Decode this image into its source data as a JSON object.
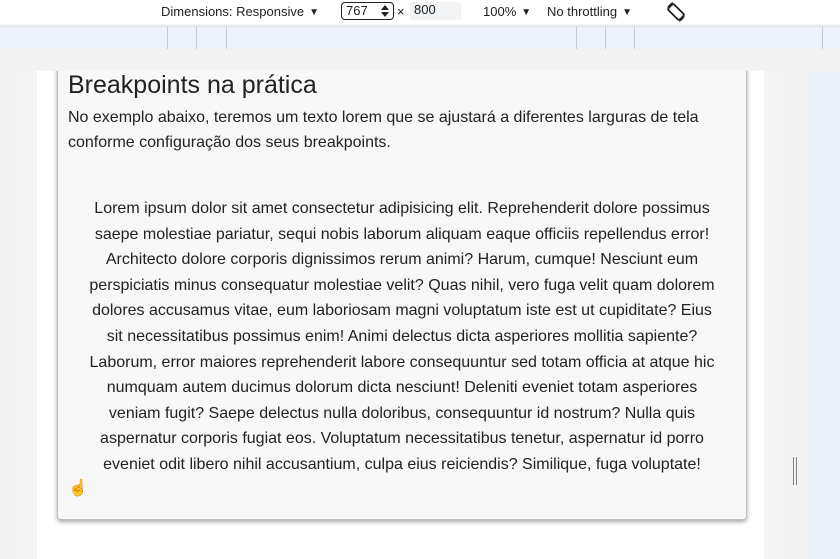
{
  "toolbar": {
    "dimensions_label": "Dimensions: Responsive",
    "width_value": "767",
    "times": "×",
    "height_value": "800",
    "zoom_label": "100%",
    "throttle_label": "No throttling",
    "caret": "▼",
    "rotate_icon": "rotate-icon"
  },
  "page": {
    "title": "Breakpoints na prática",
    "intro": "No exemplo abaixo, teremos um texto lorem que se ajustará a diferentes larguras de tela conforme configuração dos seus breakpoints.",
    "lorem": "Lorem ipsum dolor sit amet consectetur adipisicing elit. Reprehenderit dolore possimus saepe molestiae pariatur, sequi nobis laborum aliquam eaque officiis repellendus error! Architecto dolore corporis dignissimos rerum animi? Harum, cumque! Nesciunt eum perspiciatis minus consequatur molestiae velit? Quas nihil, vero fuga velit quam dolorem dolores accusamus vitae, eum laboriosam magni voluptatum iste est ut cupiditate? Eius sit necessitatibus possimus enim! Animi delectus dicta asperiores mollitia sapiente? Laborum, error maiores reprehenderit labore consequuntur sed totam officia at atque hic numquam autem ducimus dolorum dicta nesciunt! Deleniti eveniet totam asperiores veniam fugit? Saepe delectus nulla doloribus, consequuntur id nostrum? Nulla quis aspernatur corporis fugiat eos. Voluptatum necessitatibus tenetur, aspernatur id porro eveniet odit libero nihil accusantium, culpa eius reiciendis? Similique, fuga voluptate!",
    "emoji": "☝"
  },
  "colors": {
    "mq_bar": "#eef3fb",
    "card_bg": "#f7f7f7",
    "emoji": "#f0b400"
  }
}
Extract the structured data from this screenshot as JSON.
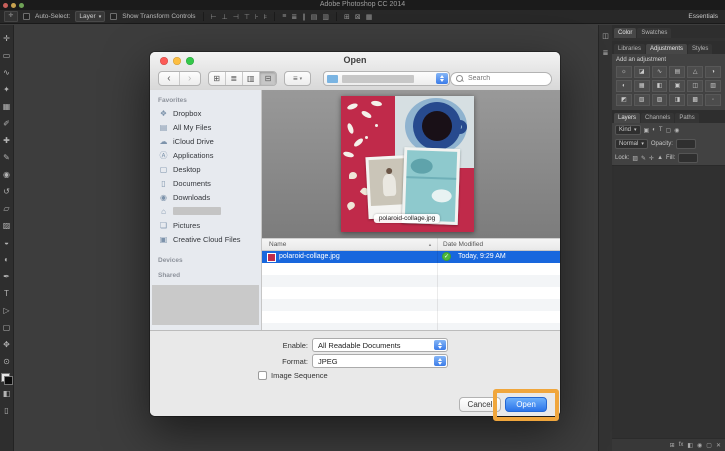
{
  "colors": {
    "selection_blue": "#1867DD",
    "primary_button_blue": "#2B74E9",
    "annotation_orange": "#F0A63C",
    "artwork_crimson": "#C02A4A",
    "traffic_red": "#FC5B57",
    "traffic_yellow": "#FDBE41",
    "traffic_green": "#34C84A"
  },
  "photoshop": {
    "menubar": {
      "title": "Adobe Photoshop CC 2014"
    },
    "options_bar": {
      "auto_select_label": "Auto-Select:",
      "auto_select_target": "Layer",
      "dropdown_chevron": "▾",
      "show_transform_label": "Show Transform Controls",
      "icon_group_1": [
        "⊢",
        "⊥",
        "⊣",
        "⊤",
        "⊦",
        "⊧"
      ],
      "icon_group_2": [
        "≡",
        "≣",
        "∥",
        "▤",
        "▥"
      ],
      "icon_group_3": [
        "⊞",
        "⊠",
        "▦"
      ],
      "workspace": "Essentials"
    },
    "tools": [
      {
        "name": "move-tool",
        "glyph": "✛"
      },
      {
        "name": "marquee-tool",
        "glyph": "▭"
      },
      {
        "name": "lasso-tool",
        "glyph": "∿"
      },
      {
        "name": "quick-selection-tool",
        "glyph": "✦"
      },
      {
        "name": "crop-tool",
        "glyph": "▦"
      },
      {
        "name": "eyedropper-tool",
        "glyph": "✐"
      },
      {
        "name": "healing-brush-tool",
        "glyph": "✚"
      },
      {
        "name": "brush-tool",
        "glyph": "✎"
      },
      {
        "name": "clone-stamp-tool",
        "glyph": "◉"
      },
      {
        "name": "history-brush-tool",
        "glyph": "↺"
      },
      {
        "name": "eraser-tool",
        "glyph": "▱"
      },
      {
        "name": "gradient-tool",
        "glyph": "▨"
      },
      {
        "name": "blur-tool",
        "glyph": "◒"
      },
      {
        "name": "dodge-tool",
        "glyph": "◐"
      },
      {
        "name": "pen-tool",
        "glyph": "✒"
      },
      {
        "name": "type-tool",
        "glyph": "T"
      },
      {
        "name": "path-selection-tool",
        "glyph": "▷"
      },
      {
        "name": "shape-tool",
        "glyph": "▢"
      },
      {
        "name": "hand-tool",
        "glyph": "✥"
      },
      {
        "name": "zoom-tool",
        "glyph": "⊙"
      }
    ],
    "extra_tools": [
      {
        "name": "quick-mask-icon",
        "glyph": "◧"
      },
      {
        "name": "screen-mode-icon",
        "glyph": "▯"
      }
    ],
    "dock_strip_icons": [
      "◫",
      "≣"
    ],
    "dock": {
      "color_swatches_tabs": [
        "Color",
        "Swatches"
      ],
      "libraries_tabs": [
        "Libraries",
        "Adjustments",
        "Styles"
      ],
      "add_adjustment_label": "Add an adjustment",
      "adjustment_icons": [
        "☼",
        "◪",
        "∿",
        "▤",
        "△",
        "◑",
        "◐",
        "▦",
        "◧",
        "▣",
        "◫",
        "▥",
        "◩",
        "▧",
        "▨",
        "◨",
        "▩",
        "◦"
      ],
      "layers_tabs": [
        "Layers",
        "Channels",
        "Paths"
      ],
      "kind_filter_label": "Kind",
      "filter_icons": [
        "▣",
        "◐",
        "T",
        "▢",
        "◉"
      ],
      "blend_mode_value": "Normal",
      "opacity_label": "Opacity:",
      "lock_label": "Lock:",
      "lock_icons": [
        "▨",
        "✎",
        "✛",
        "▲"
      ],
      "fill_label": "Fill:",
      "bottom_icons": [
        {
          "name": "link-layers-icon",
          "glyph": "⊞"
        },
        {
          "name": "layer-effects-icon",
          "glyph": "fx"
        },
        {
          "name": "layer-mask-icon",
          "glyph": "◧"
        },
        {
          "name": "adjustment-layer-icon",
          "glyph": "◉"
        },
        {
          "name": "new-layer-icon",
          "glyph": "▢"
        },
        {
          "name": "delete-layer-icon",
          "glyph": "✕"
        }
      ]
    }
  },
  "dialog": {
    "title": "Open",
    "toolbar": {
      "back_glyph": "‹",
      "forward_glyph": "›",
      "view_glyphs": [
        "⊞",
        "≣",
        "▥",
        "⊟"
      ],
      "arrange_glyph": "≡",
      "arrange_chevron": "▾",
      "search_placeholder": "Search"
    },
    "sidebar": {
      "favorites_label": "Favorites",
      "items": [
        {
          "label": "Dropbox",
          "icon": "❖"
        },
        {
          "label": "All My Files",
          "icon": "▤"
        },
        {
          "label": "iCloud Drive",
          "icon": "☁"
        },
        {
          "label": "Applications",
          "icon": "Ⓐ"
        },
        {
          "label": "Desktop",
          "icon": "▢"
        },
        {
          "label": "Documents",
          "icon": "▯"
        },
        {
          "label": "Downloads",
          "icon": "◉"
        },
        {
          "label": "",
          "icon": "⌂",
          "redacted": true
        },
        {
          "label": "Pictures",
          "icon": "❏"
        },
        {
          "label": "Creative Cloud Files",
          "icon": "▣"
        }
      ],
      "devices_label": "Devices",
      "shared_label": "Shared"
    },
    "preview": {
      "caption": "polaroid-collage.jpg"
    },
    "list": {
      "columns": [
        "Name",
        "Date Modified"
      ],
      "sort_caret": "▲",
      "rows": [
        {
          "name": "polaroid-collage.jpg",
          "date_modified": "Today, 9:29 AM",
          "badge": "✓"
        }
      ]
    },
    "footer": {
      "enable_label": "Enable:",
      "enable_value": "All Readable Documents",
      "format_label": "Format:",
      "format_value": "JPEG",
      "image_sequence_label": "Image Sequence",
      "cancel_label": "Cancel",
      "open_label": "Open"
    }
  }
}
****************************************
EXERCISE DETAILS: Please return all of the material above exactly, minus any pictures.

RESULT:
Decode this image into its source data as a JSON object.
{
  "toolbar": {
    "dimensions_label": "Dimensions: Responsive",
    "width_value": "767",
    "times": "×",
    "height_value": "800",
    "zoom_label": "100%",
    "throttle_label": "No throttling",
    "caret": "▼",
    "rotate_icon": "rotate-icon"
  },
  "page": {
    "title": "Breakpoints na prática",
    "intro": "No exemplo abaixo, teremos um texto lorem que se ajustará a diferentes larguras de tela conforme configuração dos seus breakpoints.",
    "lorem": "Lorem ipsum dolor sit amet consectetur adipisicing elit. Reprehenderit dolore possimus saepe molestiae pariatur, sequi nobis laborum aliquam eaque officiis repellendus error! Architecto dolore corporis dignissimos rerum animi? Harum, cumque! Nesciunt eum perspiciatis minus consequatur molestiae velit? Quas nihil, vero fuga velit quam dolorem dolores accusamus vitae, eum laboriosam magni voluptatum iste est ut cupiditate? Eius sit necessitatibus possimus enim! Animi delectus dicta asperiores mollitia sapiente? Laborum, error maiores reprehenderit labore consequuntur sed totam officia at atque hic numquam autem ducimus dolorum dicta nesciunt! Deleniti eveniet totam asperiores veniam fugit? Saepe delectus nulla doloribus, consequuntur id nostrum? Nulla quis aspernatur corporis fugiat eos. Voluptatum necessitatibus tenetur, aspernatur id porro eveniet odit libero nihil accusantium, culpa eius reiciendis? Similique, fuga voluptate!",
    "emoji": "☝"
  },
  "colors": {
    "mq_bar": "#eef3fb",
    "card_bg": "#f7f7f7",
    "emoji": "#f0b400"
  }
}
Extract the structured data from this screenshot as JSON.
{
  "colors": {
    "selection_blue": "#1867DD",
    "primary_button_blue": "#2B74E9",
    "annotation_orange": "#F0A63C",
    "artwork_crimson": "#C02A4A",
    "traffic_red": "#FC5B57",
    "traffic_yellow": "#FDBE41",
    "traffic_green": "#34C84A"
  },
  "photoshop": {
    "menubar": {
      "title": "Adobe Photoshop CC 2014"
    },
    "options_bar": {
      "auto_select_label": "Auto-Select:",
      "auto_select_target": "Layer",
      "dropdown_chevron": "▾",
      "show_transform_label": "Show Transform Controls",
      "icon_group_1": [
        "⊢",
        "⊥",
        "⊣",
        "⊤",
        "⊦",
        "⊧"
      ],
      "icon_group_2": [
        "≡",
        "≣",
        "∥",
        "▤",
        "▥"
      ],
      "icon_group_3": [
        "⊞",
        "⊠",
        "▦"
      ],
      "workspace": "Essentials"
    },
    "tools": [
      {
        "name": "move-tool",
        "glyph": "✛"
      },
      {
        "name": "marquee-tool",
        "glyph": "▭"
      },
      {
        "name": "lasso-tool",
        "glyph": "∿"
      },
      {
        "name": "quick-selection-tool",
        "glyph": "✦"
      },
      {
        "name": "crop-tool",
        "glyph": "▦"
      },
      {
        "name": "eyedropper-tool",
        "glyph": "✐"
      },
      {
        "name": "healing-brush-tool",
        "glyph": "✚"
      },
      {
        "name": "brush-tool",
        "glyph": "✎"
      },
      {
        "name": "clone-stamp-tool",
        "glyph": "◉"
      },
      {
        "name": "history-brush-tool",
        "glyph": "↺"
      },
      {
        "name": "eraser-tool",
        "glyph": "▱"
      },
      {
        "name": "gradient-tool",
        "glyph": "▨"
      },
      {
        "name": "blur-tool",
        "glyph": "◒"
      },
      {
        "name": "dodge-tool",
        "glyph": "◐"
      },
      {
        "name": "pen-tool",
        "glyph": "✒"
      },
      {
        "name": "type-tool",
        "glyph": "T"
      },
      {
        "name": "path-selection-tool",
        "glyph": "▷"
      },
      {
        "name": "shape-tool",
        "glyph": "▢"
      },
      {
        "name": "hand-tool",
        "glyph": "✥"
      },
      {
        "name": "zoom-tool",
        "glyph": "⊙"
      }
    ],
    "extra_tools": [
      {
        "name": "quick-mask-icon",
        "glyph": "◧"
      },
      {
        "name": "screen-mode-icon",
        "glyph": "▯"
      }
    ],
    "dock_strip_icons": [
      "◫",
      "≣"
    ],
    "dock": {
      "color_swatches_tabs": [
        "Color",
        "Swatches"
      ],
      "libraries_tabs": [
        "Libraries",
        "Adjustments",
        "Styles"
      ],
      "add_adjustment_label": "Add an adjustment",
      "adjustment_icons": [
        "☼",
        "◪",
        "∿",
        "▤",
        "△",
        "◑",
        "◐",
        "▦",
        "◧",
        "▣",
        "◫",
        "▥",
        "◩",
        "▧",
        "▨",
        "◨",
        "▩",
        "◦"
      ],
      "layers_tabs": [
        "Layers",
        "Channels",
        "Paths"
      ],
      "kind_filter_label": "Kind",
      "filter_icons": [
        "▣",
        "◐",
        "T",
        "▢",
        "◉"
      ],
      "blend_mode_value": "Normal",
      "opacity_label": "Opacity:",
      "lock_label": "Lock:",
      "lock_icons": [
        "▨",
        "✎",
        "✛",
        "▲"
      ],
      "fill_label": "Fill:",
      "bottom_icons": [
        {
          "name": "link-layers-icon",
          "glyph": "⊞"
        },
        {
          "name": "layer-effects-icon",
          "glyph": "fx"
        },
        {
          "name": "layer-mask-icon",
          "glyph": "◧"
        },
        {
          "name": "adjustment-layer-icon",
          "glyph": "◉"
        },
        {
          "name": "new-layer-icon",
          "glyph": "▢"
        },
        {
          "name": "delete-layer-icon",
          "glyph": "✕"
        }
      ]
    }
  },
  "dialog": {
    "title": "Open",
    "toolbar": {
      "back_glyph": "‹",
      "forward_glyph": "›",
      "view_glyphs": [
        "⊞",
        "≣",
        "▥",
        "⊟"
      ],
      "arrange_glyph": "≡",
      "arrange_chevron": "▾",
      "search_placeholder": "Search"
    },
    "sidebar": {
      "favorites_label": "Favorites",
      "items": [
        {
          "label": "Dropbox",
          "icon": "❖"
        },
        {
          "label": "All My Files",
          "icon": "▤"
        },
        {
          "label": "iCloud Drive",
          "icon": "☁"
        },
        {
          "label": "Applications",
          "icon": "Ⓐ"
        },
        {
          "label": "Desktop",
          "icon": "▢"
        },
        {
          "label": "Documents",
          "icon": "▯"
        },
        {
          "label": "Downloads",
          "icon": "◉"
        },
        {
          "label": "",
          "icon": "⌂",
          "redacted": true
        },
        {
          "label": "Pictures",
          "icon": "❏"
        },
        {
          "label": "Creative Cloud Files",
          "icon": "▣"
        }
      ],
      "devices_label": "Devices",
      "shared_label": "Shared"
    },
    "preview": {
      "caption": "polaroid-collage.jpg"
    },
    "list": {
      "columns": [
        "Name",
        "Date Modified"
      ],
      "sort_caret": "▲",
      "rows": [
        {
          "name": "polaroid-collage.jpg",
          "date_modified": "Today, 9:29 AM",
          "badge": "✓"
        }
      ]
    },
    "footer": {
      "enable_label": "Enable:",
      "enable_value": "All Readable Documents",
      "format_label": "Format:",
      "format_value": "JPEG",
      "image_sequence_label": "Image Sequence",
      "cancel_label": "Cancel",
      "open_label": "Open"
    }
  }
}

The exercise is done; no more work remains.